they too were ordered to leave, but Mourad got caught up in clashes
between ISIS and Kurdish forces along the road to Erbil. He was killed
in the crossfire.
Yaqoub was seven months pregnant at the time. She had to face
starting a new life as a single mother. But the takeover of her town and
the death of her husband had traumatized her. She wanted to leave the
strange shopping mall and her country behind.
After five months in Erbil, she left for France, where some of her
husband’s family were already living. (French visa rules allow those who
have successfully claimed asylum to bring over family members).
When she arrived in Marseille, on France’s southern coast, she claimed asylum as a refugee.
“I went with my brother-in-law. We lived together. We didn’t find a
job of course, but we had rights. We had salaries, residency, passports,
everything official,” she says.
This might have been the closing of a chapter for Yaqoub and her two
boys. But she could never quite settle. It was the first time she had
ever left Iraq, and she was torn between the safety and security of her
new home and a yearning for her first.
Marseille is often described as Europe’s most ethnically diverse
city.

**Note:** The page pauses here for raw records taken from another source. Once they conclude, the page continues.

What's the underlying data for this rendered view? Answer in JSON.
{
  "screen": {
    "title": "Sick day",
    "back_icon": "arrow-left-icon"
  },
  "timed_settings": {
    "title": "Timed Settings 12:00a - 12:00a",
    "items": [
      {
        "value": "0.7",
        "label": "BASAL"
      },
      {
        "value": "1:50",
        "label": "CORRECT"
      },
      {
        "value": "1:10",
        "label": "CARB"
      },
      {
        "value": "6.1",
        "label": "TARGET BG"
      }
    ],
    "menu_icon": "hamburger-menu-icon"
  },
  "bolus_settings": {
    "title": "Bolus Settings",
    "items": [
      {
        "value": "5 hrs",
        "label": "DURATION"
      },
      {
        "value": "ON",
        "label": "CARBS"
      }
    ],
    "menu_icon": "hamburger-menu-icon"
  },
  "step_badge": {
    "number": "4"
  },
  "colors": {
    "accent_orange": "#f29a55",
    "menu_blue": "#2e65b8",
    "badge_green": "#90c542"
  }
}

It has seen successive waves of immigration from Italy, Eastern
Europe and North Africa. More than one-quarter of its 800,000 residents
are Muslim. Marseille also bears the unfortunate title of France’s “capital of crime,” due to its high murder rate and gang problems.
Yaqoub’s Iraqi Christian community is so small and unique, however,
that it barely makes a footprint in Marseille. If she felt like a
minority in Iraq, in Marseille she felt almost invisible.
“There were Arabs from Algeria, Tunisia and Morocco, but we did not
have any contact with them. We were too different,” she says.
And the French people she met were — she searches for the right word — “a little cold.”
There were small things that she just couldn’t get used to, like
ready-to-eat food: “If we don’t prepare the food with our own hands, we
cannot [eat] it.”
Then there were the bigger things. Iraqi communities are generally
tightly knit. Generations of families tend to stay in one place, so
everyone knows everyone else. This is especially true in the Christian
communities of northern Iraq, which have been brought closer together by
their perceived precariousness in a country that has long suffered from
“We socialize here [in Iraq]. One can count on the other, we have
each other. If you don’t have family, you have your neighbors. If you
don’t have a brother, you have a friend. Over there [in Marseille], you
feel estranged. You don’t interact with the others, that’s the nature of
things there,” Yaqoub says.
She was studying psychology in Qaraqosh. In Marseille, she couldn’t
find work. She tried to learn French, but found it very difficult.
“The language is what determines your relationship with someone,
isn’t that true? If we can’t speak, how can we interact with others?”
Her desire to go back home grew every day.
“I missed my country first, and secondly my house,” she says.
But more than that, she didn’t see Marseille as a place for her children to grow up.
“My children and I can live better here [in Iraq]. It’s difficult
there. I needed help all the time there. You cannot count on anyone,”
Yaqoub borrowed the money to cover the flights, and against the
advice of her friends and family, returned to Erbil — back to the
They interviewed dozens of returnees, and found that the image they
had of life in Europe had been idealized. The main reasons refugees came
back, they found, had to do with the time it takes to process an asylum
request — during which an applicant can’t work — and cultural
differences. Some were forced to return because they were the main
breadwinner for a family and could not find work abroad.
Yaqoub’s prospects here are not much better in Erbil than they were
in Marseille. Her only means of support comes from the local charities
that deliver food to the families living in the mall once a month.
“Honestly, this is hard, you cannot easily find a job. It’s the same
for everyone. Whenever I hear about a position, I apply. But nothing has
But despite all the advice she received to stay in Marseille, Yaqoub thinks she made the right choice to come back.
“I’m back to square one,” she says, “but my cousins are across the hall, and my old neighbors too. I’m happier here.”